This messaging is pervasive and inescapable. As it infiltrates into your own thoughts about your eating habits and body appearance, it wouldn’t be surprising if it felt obsessive and controlling. How do you decipher if it’s gone too far?

One question I often ask clients is:  “What percentage of your waking hours do you spend thinking about food and your body image?” When I first started asking this question I was surprised at the responses I received - I knew that diet culture was pervasive, but I didn’t know the extent it influenced the day-to-day life of people. So, I want to ask you the same question.

 

What percentage of your waking hours do you spend thinking about food and your body image?

This question is an opportunity to step back and look at the big picture. If you found that your percentage was fairly high, it might mean that your food and body image thoughts could use some quieting.

 

Some other questions you may ask yourself to help you decipher whether or not your food and body image thoughts are helpful or unhelpful are:

  • Do you allow food or exercise rules decipher whether or not you participate in different social events with friends or family?

  • Do your conversations with others often revolve around the latest diet trends, your newest exercise regimen, or how you feel in your body?

  • Does a change in your eating or exercise plan for the day leave you feeling like a failure?

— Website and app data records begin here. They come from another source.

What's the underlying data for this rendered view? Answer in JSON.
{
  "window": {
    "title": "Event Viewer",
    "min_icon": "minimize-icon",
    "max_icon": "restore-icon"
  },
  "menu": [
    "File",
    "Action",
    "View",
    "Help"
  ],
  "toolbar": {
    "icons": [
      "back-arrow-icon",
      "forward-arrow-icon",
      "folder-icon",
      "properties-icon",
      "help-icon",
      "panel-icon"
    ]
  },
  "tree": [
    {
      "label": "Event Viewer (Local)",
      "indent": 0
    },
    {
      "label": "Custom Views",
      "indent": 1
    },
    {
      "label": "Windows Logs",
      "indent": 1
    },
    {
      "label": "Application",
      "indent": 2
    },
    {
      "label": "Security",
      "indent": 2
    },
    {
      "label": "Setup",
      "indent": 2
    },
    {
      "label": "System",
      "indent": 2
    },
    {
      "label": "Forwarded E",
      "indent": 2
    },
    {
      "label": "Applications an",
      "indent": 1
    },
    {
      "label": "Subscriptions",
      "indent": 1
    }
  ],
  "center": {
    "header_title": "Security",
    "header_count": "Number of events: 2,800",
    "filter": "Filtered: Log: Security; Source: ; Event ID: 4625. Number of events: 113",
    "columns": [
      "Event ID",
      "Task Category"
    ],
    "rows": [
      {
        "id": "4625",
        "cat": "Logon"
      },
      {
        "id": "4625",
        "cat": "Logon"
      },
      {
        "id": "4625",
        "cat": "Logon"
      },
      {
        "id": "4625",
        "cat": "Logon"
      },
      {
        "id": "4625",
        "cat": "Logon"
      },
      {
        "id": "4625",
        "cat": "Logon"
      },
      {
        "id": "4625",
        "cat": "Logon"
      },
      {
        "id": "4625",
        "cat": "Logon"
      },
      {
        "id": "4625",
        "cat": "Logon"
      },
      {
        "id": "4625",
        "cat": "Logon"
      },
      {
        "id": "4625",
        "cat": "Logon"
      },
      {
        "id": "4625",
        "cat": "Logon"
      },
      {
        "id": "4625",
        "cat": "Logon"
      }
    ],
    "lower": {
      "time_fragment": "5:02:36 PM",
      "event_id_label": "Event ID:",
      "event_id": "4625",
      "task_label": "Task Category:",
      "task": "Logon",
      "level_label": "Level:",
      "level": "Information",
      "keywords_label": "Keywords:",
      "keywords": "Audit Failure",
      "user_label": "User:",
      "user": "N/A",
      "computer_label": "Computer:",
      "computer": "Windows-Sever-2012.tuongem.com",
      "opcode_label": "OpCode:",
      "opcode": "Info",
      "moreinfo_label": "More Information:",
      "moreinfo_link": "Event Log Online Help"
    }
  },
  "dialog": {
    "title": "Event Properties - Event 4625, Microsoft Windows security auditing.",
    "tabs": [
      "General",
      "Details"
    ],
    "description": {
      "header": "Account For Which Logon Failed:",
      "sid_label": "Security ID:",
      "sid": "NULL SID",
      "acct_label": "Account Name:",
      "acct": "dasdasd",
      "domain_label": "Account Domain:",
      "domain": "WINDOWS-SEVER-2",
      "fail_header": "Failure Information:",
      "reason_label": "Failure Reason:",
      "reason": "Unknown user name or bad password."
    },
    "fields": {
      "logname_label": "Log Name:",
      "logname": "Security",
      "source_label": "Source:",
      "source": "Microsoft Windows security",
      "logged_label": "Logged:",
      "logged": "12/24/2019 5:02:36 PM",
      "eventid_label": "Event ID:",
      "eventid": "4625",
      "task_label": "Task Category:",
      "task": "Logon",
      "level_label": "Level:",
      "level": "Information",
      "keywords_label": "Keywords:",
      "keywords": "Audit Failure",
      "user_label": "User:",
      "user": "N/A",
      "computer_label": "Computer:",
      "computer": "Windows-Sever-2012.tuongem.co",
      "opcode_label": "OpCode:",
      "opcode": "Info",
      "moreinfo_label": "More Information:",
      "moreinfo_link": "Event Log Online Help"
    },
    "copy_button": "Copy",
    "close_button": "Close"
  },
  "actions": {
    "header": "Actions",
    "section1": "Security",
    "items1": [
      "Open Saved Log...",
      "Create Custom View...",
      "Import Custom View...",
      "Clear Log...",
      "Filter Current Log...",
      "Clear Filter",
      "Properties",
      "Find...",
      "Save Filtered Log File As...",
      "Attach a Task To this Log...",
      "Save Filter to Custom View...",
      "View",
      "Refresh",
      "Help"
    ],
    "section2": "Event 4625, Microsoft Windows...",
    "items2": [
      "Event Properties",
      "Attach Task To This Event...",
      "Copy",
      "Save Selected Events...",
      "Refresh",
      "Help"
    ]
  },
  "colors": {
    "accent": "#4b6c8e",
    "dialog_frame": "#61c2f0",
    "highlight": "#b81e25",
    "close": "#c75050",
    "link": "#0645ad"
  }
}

If your answer was “yes” to any of these questions, it might be a sign that things have gone to far.

 

Don’t stress, I have a few ideas to help you quiet the noise and start creating a more peaceful conversation with yourself.

  1. If you weren’t spending x percentage of time thinking about food and body image, what would could you spend your time thinking about? Write those things down and slowly start intentionally thinking about them.

  2. If you’re tracking (i.e. writing down) everything you eat or your exercise patterns, consider stopping. I know it might seem difficult, but this can contribute to feelings of shame or guilt when plans change.

  3. Be aware of the information you’re consuming and get curious about it. Don’t believe everything you hear and know that what works for someone else, might not be the best option for you.

 

Start quieting the diet culture noise today and change the internal conversation you’re having with yourself. You deserve to live a life that is infiltrated with thoughts that are meaningful to you.

Kaycie LindemanComment